Supporters of Clinton have eagerly sponsored the idea of testing the outcomes in the three states as a final desperate attempt to switch Trump’s reasonable greater part in the Electoral College. They have seized on proposals by some PC researchers that the states, which were urgent to Trump’s triumph, need to physically survey paper votes to guarantee the decision was not hacked.
The battle, joining around the hashtag #AuditTheVote, has gotten energy among grass-roots activists as yet grieving Trump’s triumph. In any case, the requests for recount have picked up no support from the Clinton crusade, which has inferred that it is exceedingly far-fetched to change the result.
In Michigan, Stein must sit tight for a Monday meeting of the state’s Board of Canvassers to guarantee the consequences of the Nov. 8 balloting before petitioning for a relate. In Pennsylvania, where paper tickets are utilized just as a part of a few zones, race authorities said that the due date to appeal for a recount had passed, however that a hopeful could challenge the outcome in court before a Monday due date.
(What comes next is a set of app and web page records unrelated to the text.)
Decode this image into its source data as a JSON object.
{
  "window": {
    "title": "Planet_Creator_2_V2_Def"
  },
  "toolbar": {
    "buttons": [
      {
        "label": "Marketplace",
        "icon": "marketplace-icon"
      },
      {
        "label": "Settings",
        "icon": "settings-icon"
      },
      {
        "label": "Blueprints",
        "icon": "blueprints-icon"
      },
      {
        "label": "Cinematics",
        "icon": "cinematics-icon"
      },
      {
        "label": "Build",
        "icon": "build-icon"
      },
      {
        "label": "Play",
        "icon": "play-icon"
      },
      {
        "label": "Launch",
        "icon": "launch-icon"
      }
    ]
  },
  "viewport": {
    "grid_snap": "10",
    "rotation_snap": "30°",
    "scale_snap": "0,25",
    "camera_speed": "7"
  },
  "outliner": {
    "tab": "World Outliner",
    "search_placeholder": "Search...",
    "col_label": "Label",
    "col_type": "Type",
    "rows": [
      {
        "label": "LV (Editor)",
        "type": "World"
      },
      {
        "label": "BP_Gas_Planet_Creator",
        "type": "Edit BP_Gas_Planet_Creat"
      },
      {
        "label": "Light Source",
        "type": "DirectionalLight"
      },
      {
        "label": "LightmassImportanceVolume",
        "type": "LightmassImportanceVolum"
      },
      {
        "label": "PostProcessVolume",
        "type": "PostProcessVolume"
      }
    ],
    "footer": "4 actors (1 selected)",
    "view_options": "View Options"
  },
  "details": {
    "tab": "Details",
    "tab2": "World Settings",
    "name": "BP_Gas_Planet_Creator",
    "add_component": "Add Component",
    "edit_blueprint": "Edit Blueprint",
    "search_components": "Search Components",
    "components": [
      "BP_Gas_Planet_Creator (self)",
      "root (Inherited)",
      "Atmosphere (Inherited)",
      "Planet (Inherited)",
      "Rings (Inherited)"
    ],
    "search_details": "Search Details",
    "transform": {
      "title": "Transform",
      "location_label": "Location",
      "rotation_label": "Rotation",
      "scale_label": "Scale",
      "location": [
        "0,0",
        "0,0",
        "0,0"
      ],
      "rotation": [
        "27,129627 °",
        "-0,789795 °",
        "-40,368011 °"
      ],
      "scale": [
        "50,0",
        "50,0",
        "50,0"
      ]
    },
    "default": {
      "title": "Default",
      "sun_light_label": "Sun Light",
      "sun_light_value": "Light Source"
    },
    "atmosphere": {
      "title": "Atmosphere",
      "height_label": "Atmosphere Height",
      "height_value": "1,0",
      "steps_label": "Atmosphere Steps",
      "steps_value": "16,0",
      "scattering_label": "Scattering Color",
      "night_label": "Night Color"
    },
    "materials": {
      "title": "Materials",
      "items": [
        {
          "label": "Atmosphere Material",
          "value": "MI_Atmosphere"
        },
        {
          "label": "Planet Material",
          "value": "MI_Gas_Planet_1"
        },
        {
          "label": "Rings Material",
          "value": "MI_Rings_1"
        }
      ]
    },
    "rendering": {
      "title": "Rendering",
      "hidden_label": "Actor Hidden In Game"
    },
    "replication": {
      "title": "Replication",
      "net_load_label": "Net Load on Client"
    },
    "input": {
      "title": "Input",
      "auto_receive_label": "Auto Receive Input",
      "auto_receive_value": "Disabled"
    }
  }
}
The relate endeavors have created pushback by specialists who said it would be immensely hard to hack voting machines on a substantial scale. The organization, in its announcement, affirmed reports from the Department of Homeland Security and insight authorities that they didn’t see “any expanded level of pernicious digital action went for disturbing our constituent procedure on Election Day.”
The organization said it stayed “positive about the general trustworthiness of discretionary framework, a certainty that was borne out.” It included: “therefore, we trust our decisions were free and reasonable from a cybersecurity point of view.”
Be that as it may, insight authorities are as yet exploring the effect of a more extensive Russian “data fighting” effort, in which fake news about Clinton, and about United States-Russia relations, seemed expected to impact voters. A significant number of those false reports began from RT News and Sputnik, two state-financed Russian destinations.